Speaking to Reuters, Ablyazov warned that while Kazakhstan was now in geopolitical play, unless the West entered the fray then Russia—which at the invitation of Tokayev has sent troops to help restore order in Kazakhstan—would bring the Central Asian republic to heel in a type of restored Soviet Union.
“If [the West does] not [act] then Kazakhstan will turn into Belarus and [Russian President Vladimir] Putin will methodically impose his programme: the recreation of a structure like the Soviet Union,” Ablyazov—who in 2016 faced an extradition request from Russia that was blocked by France’s highest administrative authority as politically motivated—was quoted as saying.
In further remarks reported by AFP, Ablyazov insisted that the regime that has ruled Kazakhstan since the fall of the Soviet Union is nearing its end in a popular revolution. The Russian-led military intervention of five ex-Soviet states requested by Tokayev to help deal with Kazakhstan’s crisis amounted to an “occupation”, he said, and the West should consider sanctions against the Kazakh leadership, with the Kazakh elite known to have “lots of assets” in European capitals like Paris and London.
“I am urging people to organise strikes and block roads to protest their [Russian and other foreign troops] presence in the country,” he was also cited as saying, adding: “The more Putin intervenes, the more Kazakhstan will become like Ukraine—an enemy state for Russia.”
Tokayev, meanwhile, was in no mood for compromise. Promising the crackdown on the protests would continue, he said: “Abroad there are calls for the two sides to hold negotiations for a peaceful resolution. What idiocy. What kind of negotiations can you have with criminals? We were dealing with armed and well-prepared bandits, both local and foreign. Bandits and terrorists, who should be destroyed. This will happen in the nearest time.”
A problem for Tokayev and Putin is that the troops arriving in Kazakhstan under the Moscow-led Collective Security Treaty Organization (CSTO) are doing so according to the CSTO principle that its member states can assist one another against foreign aggressors. Tokayev may have referred to “foreign-trained terrorists” and “financially motivated plotters” from abroad, but he has presented no evidence for these allegations. Putin is in these circumstances vulnerable to charges that he has mounted a police action inside Kazakhstan.

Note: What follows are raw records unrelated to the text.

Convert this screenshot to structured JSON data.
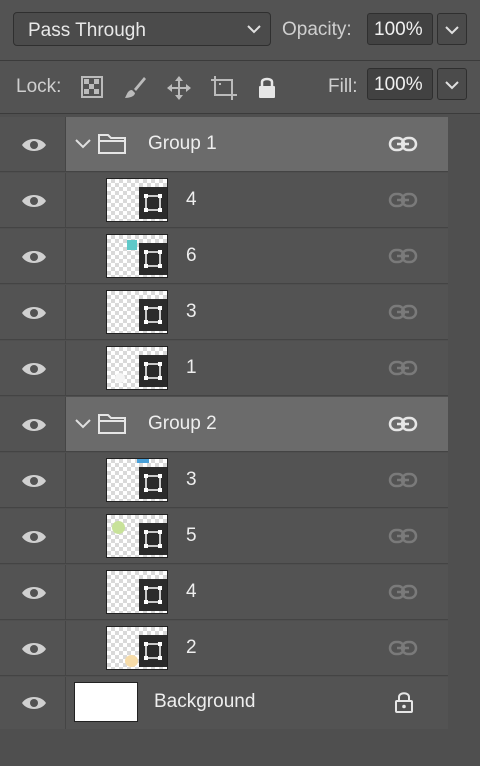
{
  "blend_mode": {
    "value": "Pass Through"
  },
  "opacity": {
    "label": "Opacity:",
    "value": "100%"
  },
  "lock": {
    "label": "Lock:",
    "icons": [
      "lock-transparent-pixels-icon",
      "lock-image-pixels-icon",
      "lock-position-icon",
      "lock-artboard-icon",
      "lock-all-icon"
    ]
  },
  "fill": {
    "label": "Fill:",
    "value": "100%"
  },
  "layers": [
    {
      "type": "group",
      "name": "Group 1"
    },
    {
      "type": "layer",
      "name": "4",
      "swatch": null
    },
    {
      "type": "layer",
      "name": "6",
      "swatch": "#5fc9c9"
    },
    {
      "type": "layer",
      "name": "3",
      "swatch": null
    },
    {
      "type": "layer",
      "name": "1",
      "swatch": "#f5f5f5"
    },
    {
      "type": "group",
      "name": "Group 2"
    },
    {
      "type": "layer",
      "name": "3",
      "swatch": "#4aa0d8"
    },
    {
      "type": "layer",
      "name": "5",
      "swatch": "#c8e29a"
    },
    {
      "type": "layer",
      "name": "4",
      "swatch": null
    },
    {
      "type": "layer",
      "name": "2",
      "swatch": "#f7dca8"
    },
    {
      "type": "background",
      "name": "Background"
    }
  ],
  "colors": {
    "panel": "#535353",
    "group_row": "#6b6b6b",
    "text": "#eeeeee"
  }
}
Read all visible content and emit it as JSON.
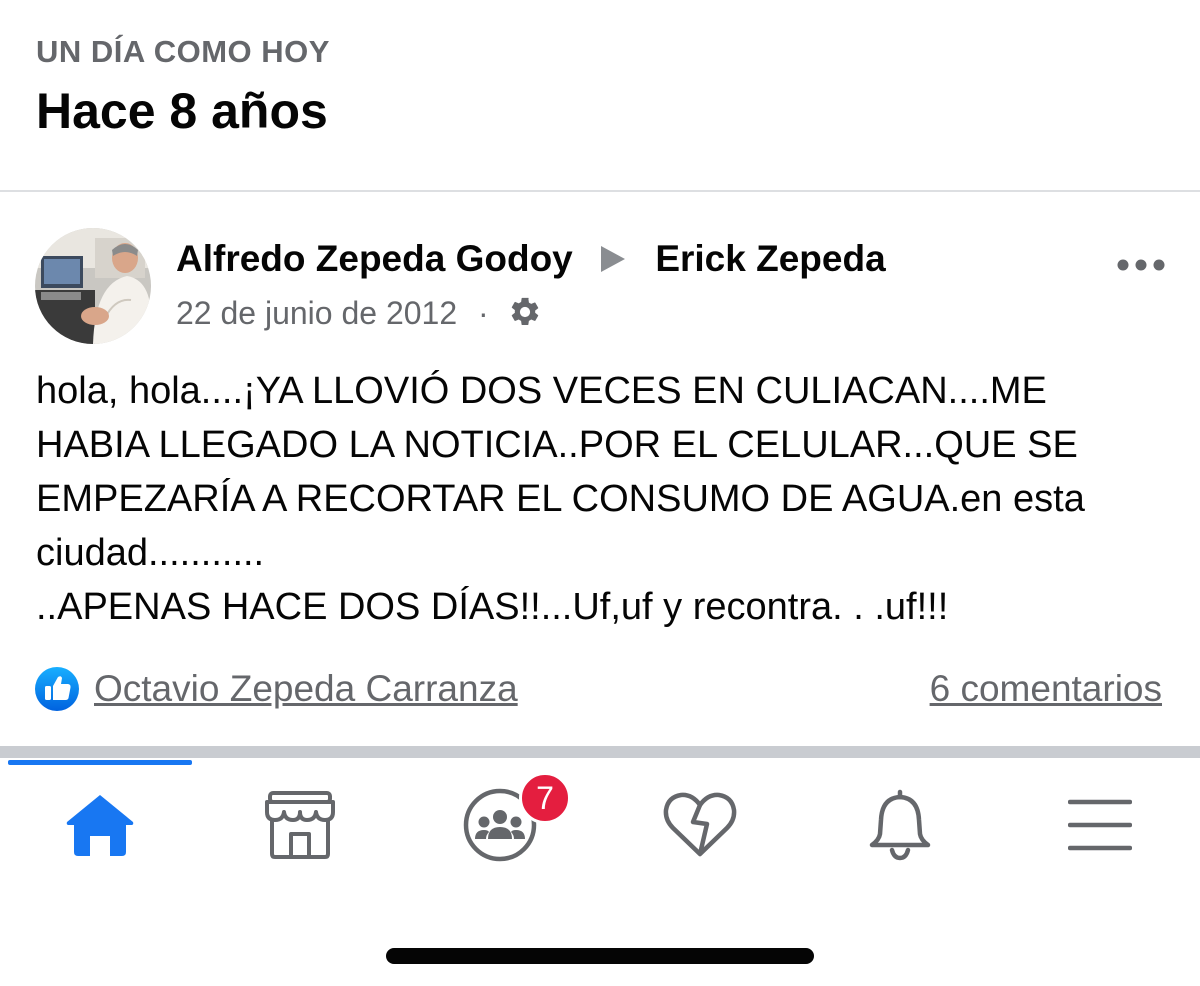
{
  "memory": {
    "kicker": "UN DÍA COMO HOY",
    "title": "Hace 8 años"
  },
  "post": {
    "author": "Alfredo Zepeda Godoy",
    "recipient": "Erick Zepeda",
    "date": "22 de junio de 2012",
    "separator": "·",
    "privacy_icon": "gear-icon",
    "more_icon": "more-options-icon",
    "body": "hola, hola....¡YA LLOVIÓ DOS VECES EN CULIACAN....ME HABIA LLEGADO LA NOTICIA..POR EL CELULAR...QUE SE EMPEZARÍA A RECORTAR EL CONSUMO DE AGUA.en esta ciudad...........\n..APENAS HACE DOS DÍAS!!...Uf,uf y recontra. . .uf!!!"
  },
  "reactions": {
    "icon": "like-icon",
    "liker": "Octavio Zepeda Carranza",
    "comments": "6 comentarios"
  },
  "nav": {
    "tabs": [
      {
        "name": "home",
        "icon": "home-icon",
        "active": true
      },
      {
        "name": "marketplace",
        "icon": "marketplace-icon",
        "active": false
      },
      {
        "name": "groups",
        "icon": "groups-icon",
        "active": false,
        "badge": "7"
      },
      {
        "name": "dating",
        "icon": "heart-icon",
        "active": false
      },
      {
        "name": "notifications",
        "icon": "bell-icon",
        "active": false
      },
      {
        "name": "menu",
        "icon": "menu-icon",
        "active": false
      }
    ]
  },
  "colors": {
    "accent": "#1877f2",
    "secondary_text": "#65676b",
    "badge": "#e41e3f",
    "icon_gray": "#65676b"
  }
}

The US on January 7 said it was closely monitoring reports of the deployment of outside troops in Kazakhstan and added that it had questions about whether the forces were legitimately invited to the country.
“We have questions about that deployment precisely because Kazakhstan, the government of Kazakhstan… has its own resources, and the government is and has been well fortified,” US State Department spokesperson Ned Price said.

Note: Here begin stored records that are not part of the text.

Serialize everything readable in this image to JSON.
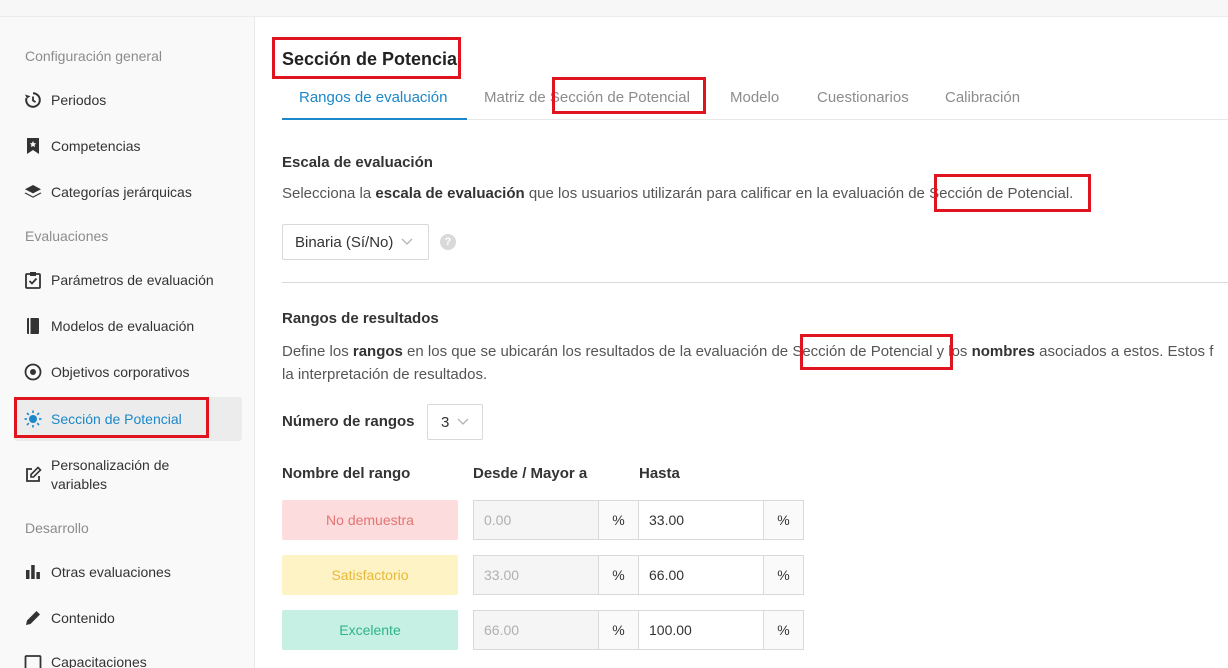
{
  "sidebar": {
    "sections": [
      {
        "label": "Configuración general"
      },
      {
        "label": "Evaluaciones"
      },
      {
        "label": "Desarrollo"
      }
    ],
    "items": [
      {
        "label": "Periodos",
        "icon": "history-icon"
      },
      {
        "label": "Competencias",
        "icon": "bookmark-star-icon"
      },
      {
        "label": "Categorías jerárquicas",
        "icon": "layers-icon"
      },
      {
        "label": "Parámetros de evaluación",
        "icon": "clipboard-check-icon"
      },
      {
        "label": "Modelos de evaluación",
        "icon": "book-icon"
      },
      {
        "label": "Objetivos corporativos",
        "icon": "target-icon"
      },
      {
        "label": "Sección de Potencial",
        "icon": "sun-icon",
        "active": true
      },
      {
        "label": "Personalización de variables",
        "icon": "edit-square-icon"
      },
      {
        "label": "Otras evaluaciones",
        "icon": "bar-chart-icon"
      },
      {
        "label": "Contenido",
        "icon": "pencil-icon"
      },
      {
        "label": "Capacitaciones",
        "icon": "square-icon"
      }
    ]
  },
  "page": {
    "title": "Sección de Potencial",
    "tabs": [
      {
        "label": "Rangos de evaluación",
        "active": true
      },
      {
        "label": "Matriz de Sección de Potencial"
      },
      {
        "label": "Modelo"
      },
      {
        "label": "Cuestionarios"
      },
      {
        "label": "Calibración"
      }
    ]
  },
  "scale": {
    "title": "Escala de evaluación",
    "desc_prefix": "Selecciona la ",
    "desc_bold": "escala de evaluación",
    "desc_middle": " que los usuarios utilizarán para calificar en la evaluación de ",
    "desc_highlight": "Sección de Potencial.",
    "selected": "Binaria (Sí/No)",
    "help": "?"
  },
  "ranges": {
    "title": "Rangos de resultados",
    "line1_prefix": "Define los ",
    "line1_bold1": "rangos",
    "line1_middle": " en los que se ubicarán los resultados de la evaluación de ",
    "line1_highlight": "Sección de Potencial",
    "line1_and": " y los ",
    "line1_bold2": "nombres",
    "line1_suffix": " asociados a estos. Estos f",
    "line2": "la interpretación de resultados.",
    "count_label": "Número de rangos",
    "count_value": "3",
    "headers": {
      "name": "Nombre del rango",
      "from": "Desde / Mayor a",
      "to": "Hasta"
    },
    "rows": [
      {
        "name": "No demuestra",
        "from": "0.00",
        "to": "33.00",
        "unit": "%",
        "bg": "#fcdcdc",
        "fg": "#e57373"
      },
      {
        "name": "Satisfactorio",
        "from": "33.00",
        "to": "66.00",
        "unit": "%",
        "bg": "#fdf3c4",
        "fg": "#e8b93a"
      },
      {
        "name": "Excelente",
        "from": "66.00",
        "to": "100.00",
        "unit": "%",
        "bg": "#c6f0e3",
        "fg": "#2fb38b"
      }
    ]
  },
  "colors": {
    "accent": "#1c87c9",
    "highlight_box": "#e0141e"
  }
}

RFE/RL on January 7 told how its correspondent interviewed an activist with Kazakhstan’s unregistered Democratic Party who was in a crowd of 200 protesters at Almaty’s Republic Square the previous day when, he said, shortly after sundown a group of soldiers opened fire with live ammunition. Aigerim Tuleuzhanova asserted that those who were fired upon were young, unarmed Kazakh activists.

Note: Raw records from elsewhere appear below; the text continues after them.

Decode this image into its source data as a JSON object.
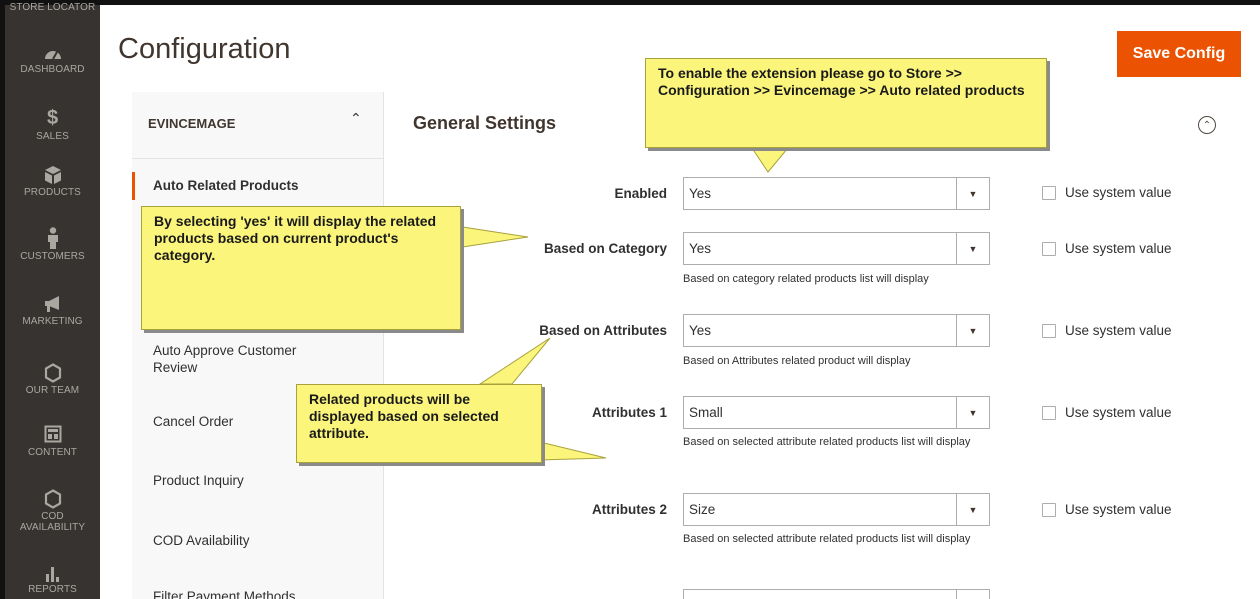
{
  "sidebar": {
    "items": [
      {
        "label": "Store Locator",
        "icon": "store-locator-icon"
      },
      {
        "label": "Dashboard",
        "icon": "dashboard-icon"
      },
      {
        "label": "Sales",
        "icon": "dollar-icon"
      },
      {
        "label": "Products",
        "icon": "box-icon"
      },
      {
        "label": "Customers",
        "icon": "person-icon"
      },
      {
        "label": "Marketing",
        "icon": "megaphone-icon"
      },
      {
        "label": "Our Team",
        "icon": "hexagon-icon"
      },
      {
        "label": "Content",
        "icon": "layout-icon"
      },
      {
        "label": "COD Availability",
        "icon": "hexagon-icon"
      },
      {
        "label": "Reports",
        "icon": "bar-chart-icon"
      }
    ]
  },
  "header": {
    "title": "Configuration",
    "save_label": "Save Config",
    "accent": "#eb5202"
  },
  "tabs": {
    "heading": "EVINCEMAGE",
    "items": [
      {
        "label": "Auto Related Products",
        "active": true
      },
      {
        "label": "Auto Approve Customer Review"
      },
      {
        "label": "Cancel Order"
      },
      {
        "label": "Product Inquiry"
      },
      {
        "label": "COD Availability"
      },
      {
        "label": "Filter Payment Methods"
      }
    ]
  },
  "settings": {
    "section_title": "General Settings",
    "system_value_label": "Use system value",
    "rows": [
      {
        "label": "Enabled",
        "value": "Yes",
        "note": ""
      },
      {
        "label": "Based on Category",
        "value": "Yes",
        "note": "Based on category related products list will display"
      },
      {
        "label": "Based on Attributes",
        "value": "Yes",
        "note": "Based on Attributes related product will display"
      },
      {
        "label": "Attributes 1",
        "value": "Small",
        "note": "Based on selected attribute related products list will display"
      },
      {
        "label": "Attributes 2",
        "value": "Size",
        "note": "Based on selected attribute related products list will display"
      }
    ]
  },
  "callouts": {
    "top": "To enable the extension please go to Store >> Configuration >> Evincemage >> Auto related products",
    "left": "By selecting 'yes' it will display the related products based on current product's category.",
    "middle": "Related products will be displayed based on selected attribute.",
    "color": "#fbf57c"
  }
}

Attempting to push back on Tokayev’s narrative, activists unfurled banners declaring “We are not terrorists!” and “Tokayev: Don’t shoot us!” Tuleuzhanova said.
Moving ahead, Tokayev, who has faced claims that he so rapidly turned to the CSTO because he was not confident that the Kazakh armed forces and police force would stay loyal to the regime should the demonstrations intensify, will have difficulties explaining to Kazakhs why Russian—as well as Kyrgyz, Tajik, Belarusian and Armenian—troops are on Kazakh soil.
“Sovereignty is something that the Kazakh population has really fought for over the years and is extremely proud of,” Ben Godwin, a political risk consultant with London-based PRISM, who lived in Kazakhstan for seven years, was quoted as saying by the Canadian Broadcasting Corporation (CBC). He added: “The idea of potentially losing sovereignty due to the presence of foreign forces is very disturbing to many within Kazakhstan.”